Recorded information:
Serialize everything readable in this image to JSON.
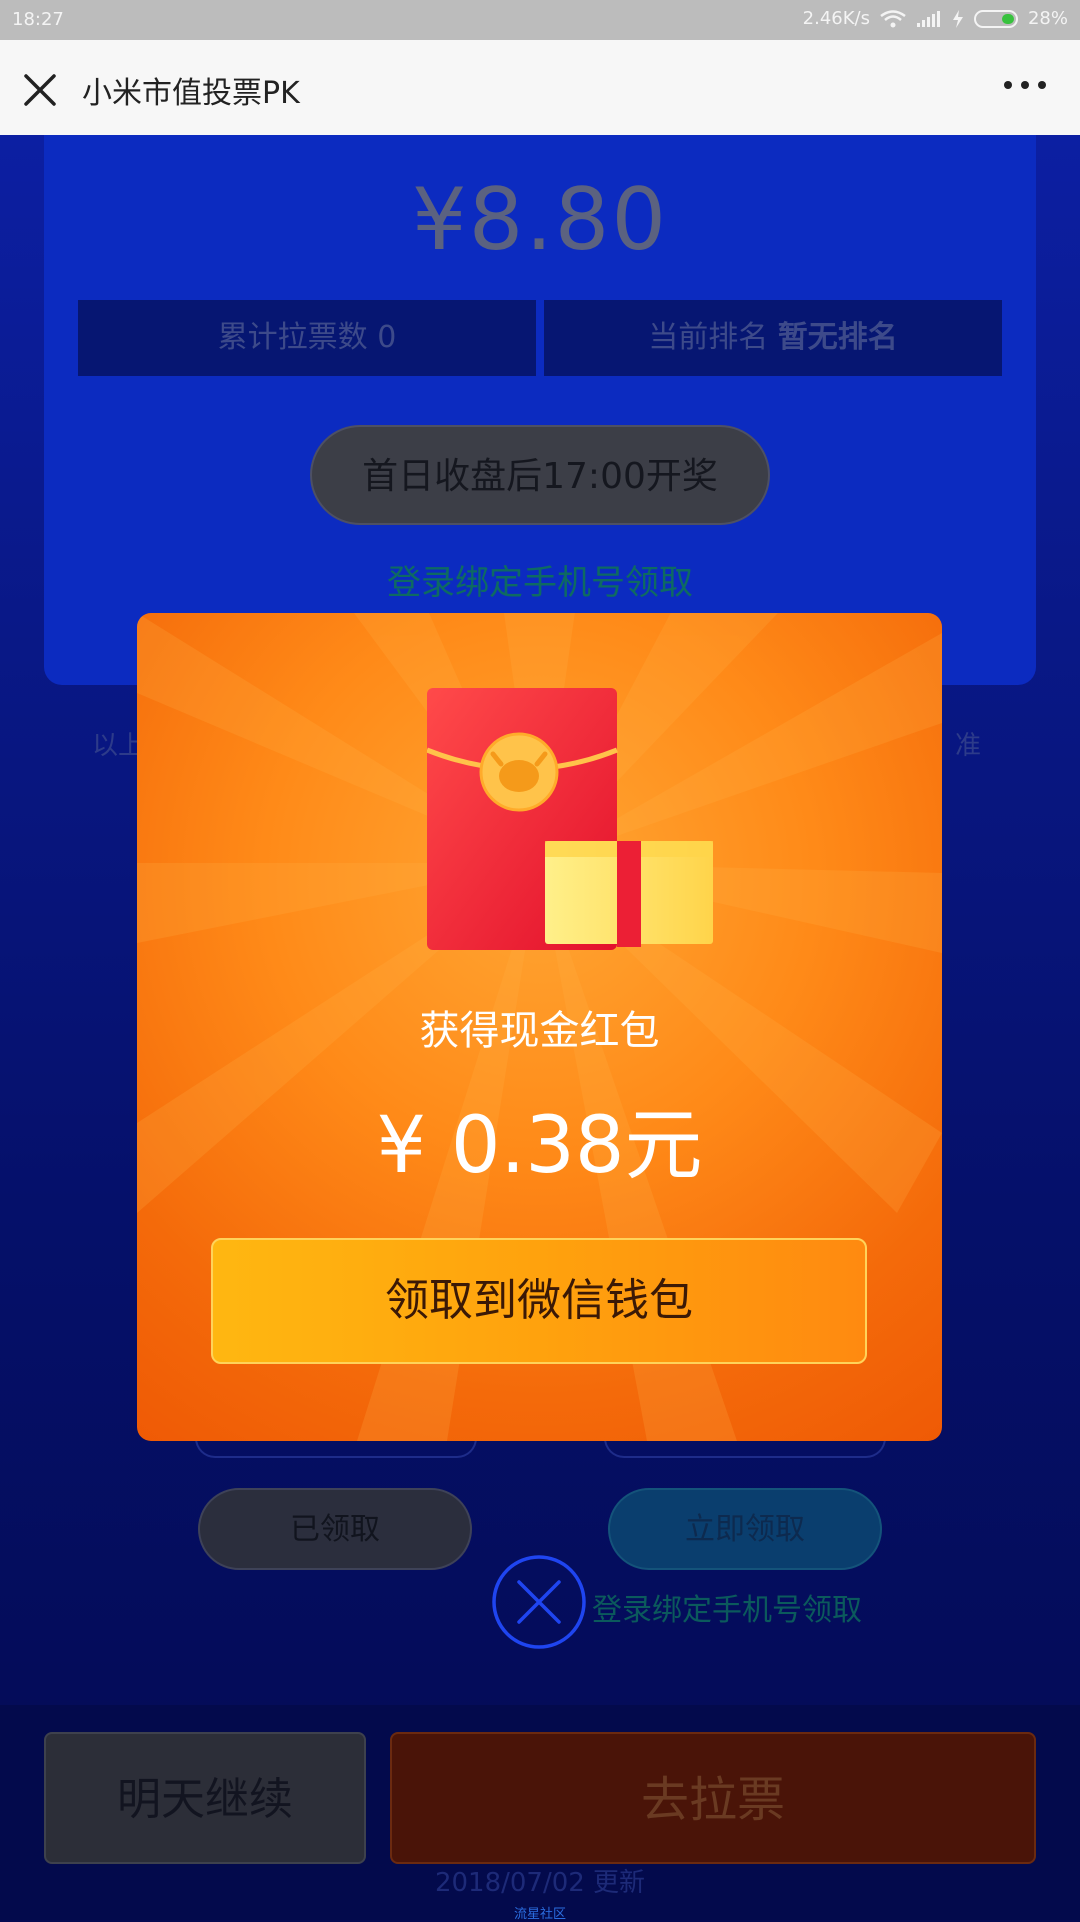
{
  "status_bar": {
    "time": "18:27",
    "speed": "2.46K/s",
    "battery": "28%"
  },
  "title_bar": {
    "title": "小米市值投票PK"
  },
  "background_page": {
    "amount": "¥8.80",
    "stats": {
      "votes_label": "累计拉票数",
      "votes_value": "0",
      "rank_label": "当前排名",
      "rank_value": "暂无排名"
    },
    "prize_time": "首日收盘后17:00开奖",
    "bind_phone_link": "登录绑定手机号领取",
    "side_left": "以上",
    "side_right": "准",
    "received_button": "已领取",
    "claim_now_button": "立即领取",
    "bind_phone_link_2": "登录绑定手机号领取",
    "continue_tomorrow": "明天继续",
    "go_vote": "去拉票",
    "updated": "2018/07/02 更新",
    "footer": "流星社区"
  },
  "modal": {
    "title": "获得现金红包",
    "amount": "¥ 0.38元",
    "claim_button": "领取到微信钱包"
  },
  "colors": {
    "modal_orange": "#f46a0a",
    "claim_button": "#ffa20d",
    "page_blue": "#0c1fa2"
  }
}
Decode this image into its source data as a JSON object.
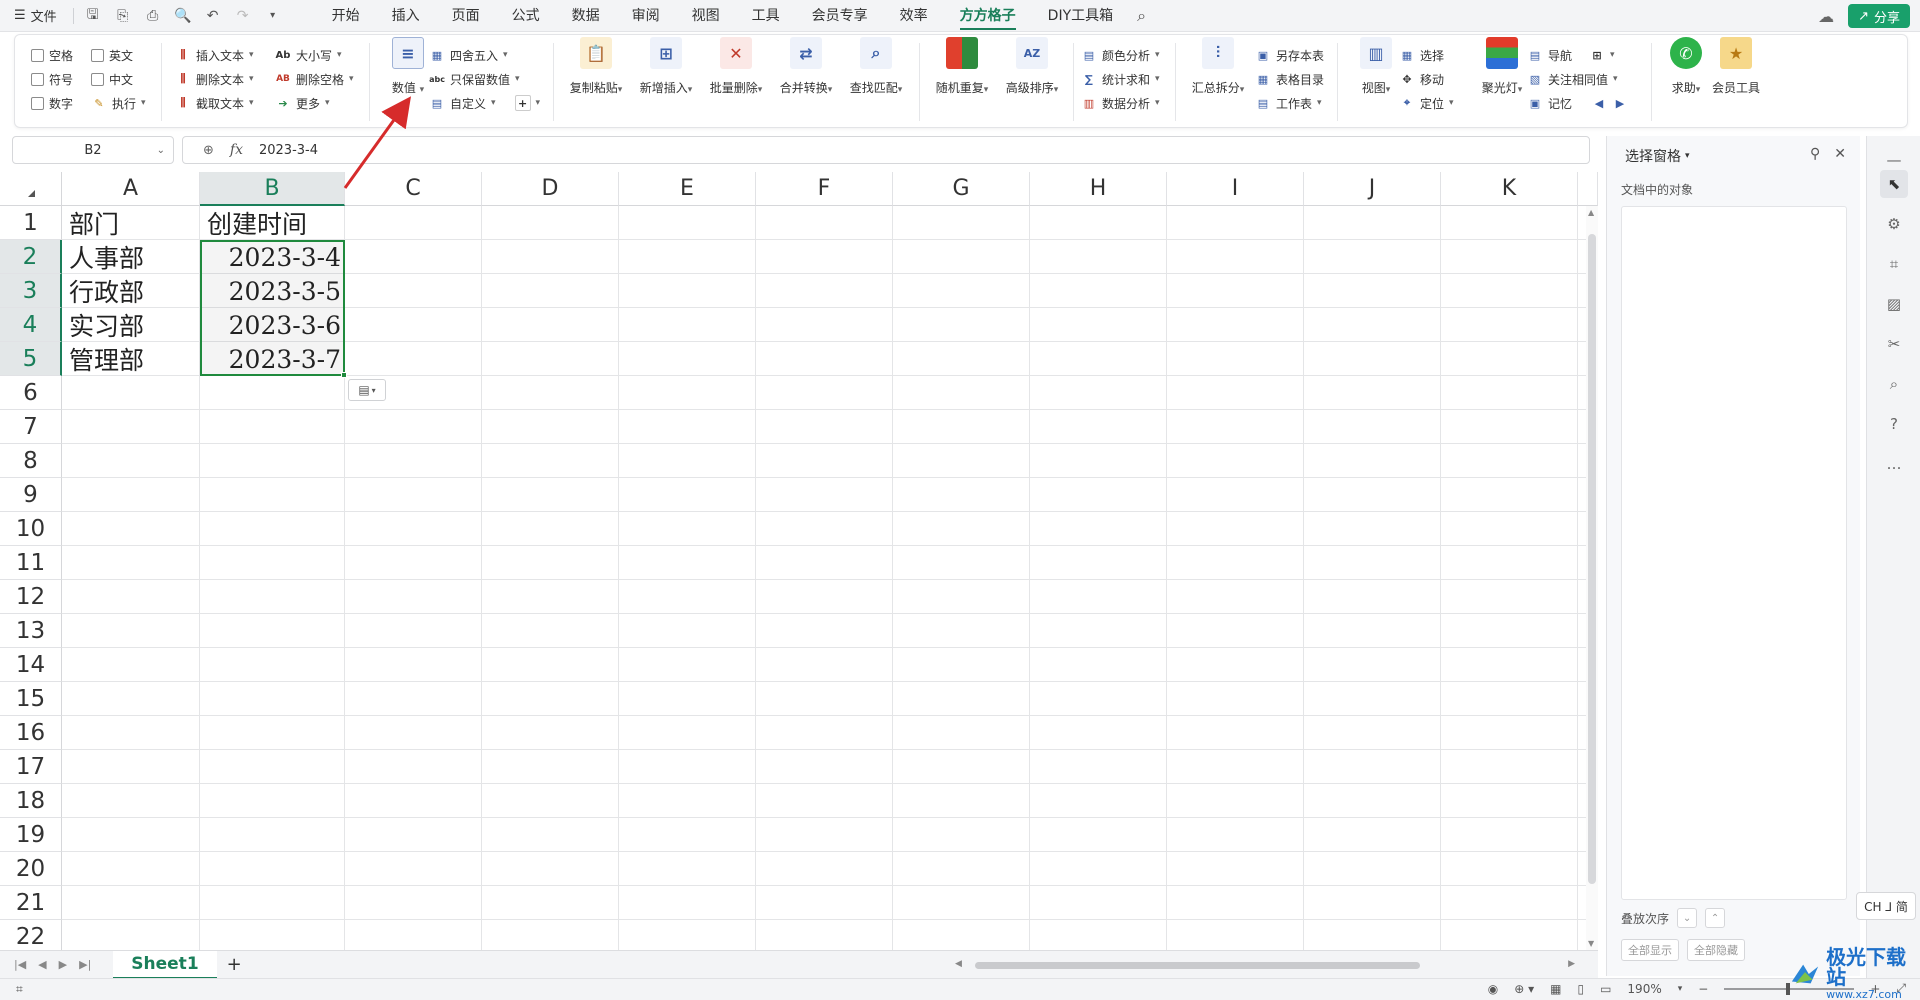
{
  "menubar": {
    "file_label": "文件",
    "tabs": [
      "开始",
      "插入",
      "页面",
      "公式",
      "数据",
      "审阅",
      "视图",
      "工具",
      "会员专享",
      "效率",
      "方方格子",
      "DIY工具箱"
    ],
    "active_tab": "方方格子",
    "share_label": "分享"
  },
  "ribbon": {
    "checkboxes": [
      "空格",
      "英文",
      "符号",
      "中文",
      "数字"
    ],
    "exec_label": "执行",
    "text_tools": [
      "插入文本",
      "删除文本",
      "截取文本"
    ],
    "case_tools": [
      "大小写",
      "删除空格",
      "更多"
    ],
    "value_label": "数值",
    "num_tools": [
      "四舍五入",
      "只保留数值",
      "自定义"
    ],
    "big_group1": [
      "复制粘贴",
      "新增插入",
      "批量删除",
      "合并转换",
      "查找匹配"
    ],
    "big_group2": [
      "随机重复",
      "高级排序"
    ],
    "analysis": [
      "颜色分析",
      "统计求和",
      "数据分析"
    ],
    "summary_label": "汇总拆分",
    "sheet_tools": [
      "另存本表",
      "表格目录",
      "工作表"
    ],
    "view_label": "视图",
    "select_tools": [
      "选择",
      "移动",
      "定位"
    ],
    "spotlight_label": "聚光灯",
    "nav_tools": [
      "导航",
      "关注相同值",
      "记忆"
    ],
    "help_label": "求助",
    "member_label": "会员工具"
  },
  "formula_bar": {
    "name_box": "B2",
    "fx_label": "fx",
    "value": "2023-3-4"
  },
  "grid": {
    "columns": [
      "A",
      "B",
      "C",
      "D",
      "E",
      "F",
      "G",
      "H",
      "I",
      "J",
      "K"
    ],
    "rows": [
      "1",
      "2",
      "3",
      "4",
      "5",
      "6",
      "7",
      "8",
      "9",
      "10",
      "11",
      "12",
      "13",
      "14",
      "15",
      "16",
      "17",
      "18",
      "19",
      "20",
      "21",
      "22"
    ],
    "selected_column": "B",
    "selected_rows": [
      "2",
      "3",
      "4",
      "5"
    ],
    "cells": {
      "A1": "部门",
      "B1": "创建时间",
      "A2": "人事部",
      "B2": "2023-3-4",
      "A3": "行政部",
      "B3": "2023-3-5",
      "A4": "实习部",
      "B4": "2023-3-6",
      "A5": "管理部",
      "B5": "2023-3-7"
    }
  },
  "sheet_bar": {
    "active_sheet": "Sheet1",
    "add_label": "+"
  },
  "status_bar": {
    "zoom": "190%"
  },
  "side_panel": {
    "title": "选择窗格",
    "subtitle": "文档中的对象",
    "order_label": "叠放次序",
    "show_all": "全部显示",
    "hide_all": "全部隐藏"
  },
  "ime": {
    "label": "CH ⅃ 简"
  },
  "watermark": {
    "cn": "极光下载站",
    "en": "www.xz7.com"
  },
  "colors": {
    "accent": "#1a7f5a",
    "selection_border": "#1f8a3d",
    "annotation": "#d62b2b",
    "share": "#19a06b"
  }
}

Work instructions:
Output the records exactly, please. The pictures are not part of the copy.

Result:
Serialize everything readable in this image to JSON.
{
  "status_bar": {
    "time": "18:27",
    "speed": "2.46K/s",
    "battery": "28%"
  },
  "title_bar": {
    "title": "小米市值投票PK"
  },
  "background_page": {
    "amount": "¥8.80",
    "stats": {
      "votes_label": "累计拉票数",
      "votes_value": "0",
      "rank_label": "当前排名",
      "rank_value": "暂无排名"
    },
    "prize_time": "首日收盘后17:00开奖",
    "bind_phone_link": "登录绑定手机号领取",
    "side_left": "以上",
    "side_right": "准",
    "received_button": "已领取",
    "claim_now_button": "立即领取",
    "bind_phone_link_2": "登录绑定手机号领取",
    "continue_tomorrow": "明天继续",
    "go_vote": "去拉票",
    "updated": "2018/07/02 更新",
    "footer": "流星社区"
  },
  "modal": {
    "title": "获得现金红包",
    "amount": "¥ 0.38元",
    "claim_button": "领取到微信钱包"
  },
  "colors": {
    "modal_orange": "#f46a0a",
    "claim_button": "#ffa20d",
    "page_blue": "#0c1fa2"
  }
}
Decode this image into its source data as a JSON object.
{
  "menubar": {
    "file_label": "文件",
    "tabs": [
      "开始",
      "插入",
      "页面",
      "公式",
      "数据",
      "审阅",
      "视图",
      "工具",
      "会员专享",
      "效率",
      "方方格子",
      "DIY工具箱"
    ],
    "active_tab": "方方格子",
    "share_label": "分享"
  },
  "ribbon": {
    "checkboxes": [
      "空格",
      "英文",
      "符号",
      "中文",
      "数字"
    ],
    "exec_label": "执行",
    "text_tools": [
      "插入文本",
      "删除文本",
      "截取文本"
    ],
    "case_tools": [
      "大小写",
      "删除空格",
      "更多"
    ],
    "value_label": "数值",
    "num_tools": [
      "四舍五入",
      "只保留数值",
      "自定义"
    ],
    "big_group1": [
      "复制粘贴",
      "新增插入",
      "批量删除",
      "合并转换",
      "查找匹配"
    ],
    "big_group2": [
      "随机重复",
      "高级排序"
    ],
    "analysis": [
      "颜色分析",
      "统计求和",
      "数据分析"
    ],
    "summary_label": "汇总拆分",
    "sheet_tools": [
      "另存本表",
      "表格目录",
      "工作表"
    ],
    "view_label": "视图",
    "select_tools": [
      "选择",
      "移动",
      "定位"
    ],
    "spotlight_label": "聚光灯",
    "nav_tools": [
      "导航",
      "关注相同值",
      "记忆"
    ],
    "help_label": "求助",
    "member_label": "会员工具"
  },
  "formula_bar": {
    "name_box": "B2",
    "fx_label": "fx",
    "value": "2023-3-4"
  },
  "grid": {
    "columns": [
      "A",
      "B",
      "C",
      "D",
      "E",
      "F",
      "G",
      "H",
      "I",
      "J",
      "K"
    ],
    "rows": [
      "1",
      "2",
      "3",
      "4",
      "5",
      "6",
      "7",
      "8",
      "9",
      "10",
      "11",
      "12",
      "13",
      "14",
      "15",
      "16",
      "17",
      "18",
      "19",
      "20",
      "21",
      "22"
    ],
    "selected_column": "B",
    "selected_rows": [
      "2",
      "3",
      "4",
      "5"
    ],
    "cells": {
      "A1": "部门",
      "B1": "创建时间",
      "A2": "人事部",
      "B2": "2023-3-4",
      "A3": "行政部",
      "B3": "2023-3-5",
      "A4": "实习部",
      "B4": "2023-3-6",
      "A5": "管理部",
      "B5": "2023-3-7"
    }
  },
  "sheet_bar": {
    "active_sheet": "Sheet1",
    "add_label": "+"
  },
  "status_bar": {
    "zoom": "190%"
  },
  "side_panel": {
    "title": "选择窗格",
    "subtitle": "文档中的对象",
    "order_label": "叠放次序",
    "show_all": "全部显示",
    "hide_all": "全部隐藏"
  },
  "ime": {
    "label": "CH ⅃ 简"
  },
  "watermark": {
    "cn": "极光下载站",
    "en": "www.xz7.com"
  },
  "colors": {
    "accent": "#1a7f5a",
    "selection_border": "#1f8a3d",
    "annotation": "#d62b2b",
    "share": "#19a06b"
  }
}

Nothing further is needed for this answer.